In Adams Express Co. v. Croninger, the Supreme Court addressed the preemptive scope of the Carmack Amendment relating to state regulation of carrier liability. In holding that the Amendment did preempt state law remedies, the Court wrote, "[a]lmost every detail of the subject is covered so completely that there can be no rational doubt but that Congress intended to take possession of the subject, and supersede all state regulation with reference to it." Adams Express Co. v. Croninger, 226 U.S. 491, 505-506, 33 S. Ct. 148, 152, 57 L. Ed. 314 (1913). In following this ruling the majority of circuit courts, including the Eighth Circuit, have concluded that state law causes of action are preempted by the Carmack Amendment. See, e.g., Fulton v. Chicago, Rock Island & P.R. Co., 481 F.2d 326, 331 (8th Cir.) (cert. denied, 414 U.S. 1040, 94 S. Ct. 540, 38 L. Ed. 2d 330 (1973)) ("`The cases make it clear that when damages are sought against a common carrier for failure to properly perform, or for negligent performance of, an interstate contract of carriage, the Carmack Amendment governs'") (citations omitted); Air Products & Chemicals, Inc. v. Illinois Central Gulf R.R. Co., 721 F.2d 483 (5th Cir.1983) ("... the Carmack Amendment, as judicially interpreted, provides an exclusive remedy for a breach of contract of carriage provided by a bill of lading ..."); Hughes Aircraft Co. v. North American Van Lines, Inc., 970 F.2d 609, 613 (9th Cir.1992) ("Hughes (Plaintiff) wisely concedes that federal law preempts any state common law action against North American (Defendant) acting solely as a common carrier ... The fact that North American signed a contract to ship Hughes' goods does not remove its common carrier status").

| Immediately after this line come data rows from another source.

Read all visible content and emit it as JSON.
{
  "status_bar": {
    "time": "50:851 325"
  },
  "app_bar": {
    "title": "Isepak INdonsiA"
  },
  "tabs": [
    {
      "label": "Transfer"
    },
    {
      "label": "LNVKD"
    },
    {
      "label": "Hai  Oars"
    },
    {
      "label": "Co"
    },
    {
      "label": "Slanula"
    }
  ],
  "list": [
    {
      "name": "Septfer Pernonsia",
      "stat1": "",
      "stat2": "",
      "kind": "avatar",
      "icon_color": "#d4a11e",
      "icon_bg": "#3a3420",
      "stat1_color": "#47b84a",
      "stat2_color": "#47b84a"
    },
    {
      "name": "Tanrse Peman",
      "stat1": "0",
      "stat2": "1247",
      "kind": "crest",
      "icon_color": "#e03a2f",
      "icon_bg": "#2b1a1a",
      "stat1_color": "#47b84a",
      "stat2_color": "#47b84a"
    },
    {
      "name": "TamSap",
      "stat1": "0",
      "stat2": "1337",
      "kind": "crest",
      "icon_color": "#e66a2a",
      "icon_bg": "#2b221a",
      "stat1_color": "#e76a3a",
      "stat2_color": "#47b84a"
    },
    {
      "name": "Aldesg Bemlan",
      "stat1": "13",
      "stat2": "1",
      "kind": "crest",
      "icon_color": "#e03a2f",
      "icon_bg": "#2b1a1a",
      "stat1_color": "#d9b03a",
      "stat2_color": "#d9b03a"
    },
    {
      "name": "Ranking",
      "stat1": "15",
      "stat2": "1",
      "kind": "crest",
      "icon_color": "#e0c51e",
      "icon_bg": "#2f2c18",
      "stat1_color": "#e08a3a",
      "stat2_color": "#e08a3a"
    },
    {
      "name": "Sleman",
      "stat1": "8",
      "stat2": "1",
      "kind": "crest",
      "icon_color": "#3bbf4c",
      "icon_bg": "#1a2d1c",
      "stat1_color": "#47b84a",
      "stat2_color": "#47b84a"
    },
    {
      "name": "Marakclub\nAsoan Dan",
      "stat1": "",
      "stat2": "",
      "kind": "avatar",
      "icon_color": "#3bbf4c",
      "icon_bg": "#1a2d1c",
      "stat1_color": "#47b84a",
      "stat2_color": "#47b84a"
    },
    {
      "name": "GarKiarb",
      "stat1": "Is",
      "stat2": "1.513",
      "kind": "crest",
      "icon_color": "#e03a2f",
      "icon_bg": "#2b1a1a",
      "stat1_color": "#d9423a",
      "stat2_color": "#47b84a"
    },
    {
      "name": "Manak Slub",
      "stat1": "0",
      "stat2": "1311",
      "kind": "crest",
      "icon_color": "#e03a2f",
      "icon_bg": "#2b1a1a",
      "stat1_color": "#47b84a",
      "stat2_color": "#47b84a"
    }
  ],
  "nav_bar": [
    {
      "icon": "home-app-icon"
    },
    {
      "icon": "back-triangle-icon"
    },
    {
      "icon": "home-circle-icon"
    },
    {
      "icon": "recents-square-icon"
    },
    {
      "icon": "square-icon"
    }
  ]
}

Therefore, because the Carmack Amendment preempts Plaintiffs' state law negligence cause of action, the claim was properly removed for this Court's exercise of original jurisdiction.



IT IS HEREBY ORDERED that Plaintiffs' Motion for Remand (Docket # 7) is DENIED.